Ever since Harold Pinter's death in 2008 Pinter revivals have been sprouting up (a few each year) in New York theaters, on and off Broadway, both in small-scale and large productions. I've seen a bunch of these, including The Homecoming, A Kind of Alaska & Celebration, to name just three. All were interesting productions; all were well acted & carefully directed. But this year's "Pinter season" brings us Betrayal (a revival I haven't yet seen) and No Man's Land, featuring Patrick Stewart & Ian McKellen in a truly solid, stunning & memorable production now in previews at the Cort Theatre on Broadway (West 48th, between 6th & 7th). These two actors are superb in every way & superbly cast and their verbal interactions, in manifestly Pinteresque dialogue, radiate & glow beyond the proscenium and throughout the theater.
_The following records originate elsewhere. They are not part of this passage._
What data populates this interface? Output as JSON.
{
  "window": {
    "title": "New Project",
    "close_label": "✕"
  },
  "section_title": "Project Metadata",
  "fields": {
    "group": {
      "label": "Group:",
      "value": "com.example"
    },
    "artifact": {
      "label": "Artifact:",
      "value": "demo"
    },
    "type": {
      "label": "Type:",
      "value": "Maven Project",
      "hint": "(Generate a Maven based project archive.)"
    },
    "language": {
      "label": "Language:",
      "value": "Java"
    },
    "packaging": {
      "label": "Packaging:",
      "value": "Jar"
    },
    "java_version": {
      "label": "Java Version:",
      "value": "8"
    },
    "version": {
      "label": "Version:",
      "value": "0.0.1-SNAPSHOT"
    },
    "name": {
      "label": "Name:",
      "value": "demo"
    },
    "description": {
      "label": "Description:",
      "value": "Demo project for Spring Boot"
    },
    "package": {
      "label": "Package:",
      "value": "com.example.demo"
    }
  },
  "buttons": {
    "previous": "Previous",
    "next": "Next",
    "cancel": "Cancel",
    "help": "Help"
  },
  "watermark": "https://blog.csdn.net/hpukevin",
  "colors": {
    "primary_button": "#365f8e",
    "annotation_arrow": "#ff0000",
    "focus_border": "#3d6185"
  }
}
Indeed, these two actors will be heard!
Ian McKellen (Spooner) & Patrick Stewart (Hirst)

The play is essentially about a battle of wit(s) and words - and shared memories & reminiscences that may or may not to be true - between Spooner (McKellen), a down-and-out, disreputable, shabby fellow who may or may not be even a failed poet (think Prufrock) and Hirst (Stewart), an haute literary type (a rich & successful poet, essayist, critic) who is stymied in his creativity by excessive alcohol. Hirst seems to have come upon Spooner at a local, neighborhood (Hampstead) pub, picked him up, in a sense - and brought Spooner home with him for, well, whatever obvious and subterranean reasons.

According to one British critic, No Man's Land is "funny, scary, and resonantly poetic" ... a "haunting drama." I would agree, but add that this comedy-drama (profoundly Pinteresque in style & tone) presents an identifiable world where characters find themselves engaged with each other somewhere between appearance (what appears to be true & solid but just might prove to be false) and reality (what appears to be true and real might be so ... or, well, might not). What memories a character purports to have in this circumscribed "universe" - and posits to the other of the two central characters - might or might not be true, or accurate, or even have any basis whatever in reality. This is the titular "no man's land" ... the murky region between the known (knowable) and unknown (at least unsubstantiated, unverifiable), between illusion & reality, between what appears to be the case & what may or may not. 

Moreover, the play is permeated by, and refracts throughout, Pinter's signature climate of menace - a lurking presence of hostile instability. It projects an atmosphere that (gradually) physically & linguistically reveals at least the potential, the lingering possibility, that something frightful, or destabilizing, might occur ... something that awaits us (& the characters), incrementally emphasized, say, when a door is locked, or lights are dimmed, or a window's curtains are drawn & the light is shut out ... or, more specifically, when Hirst's self-identified amanuensis, Foster (played predatorily & icily by Billy Crudup), might actually be, and seems more likely to be, a body guard or lover ... and up to who knows what.

The Inimitable Ian McKellen
This No Man's Land  is a first-rate production in all respects ... and a vehicle through which you can see a few of the preeminent stage actors working today. The play, about what The New York Times calls "the vagaries of memory," will linger in yours for some time to come!

PS No Man's Land opens on November 24th, running in "rep" with Samuel Beckett's Waiting for Godot through early March.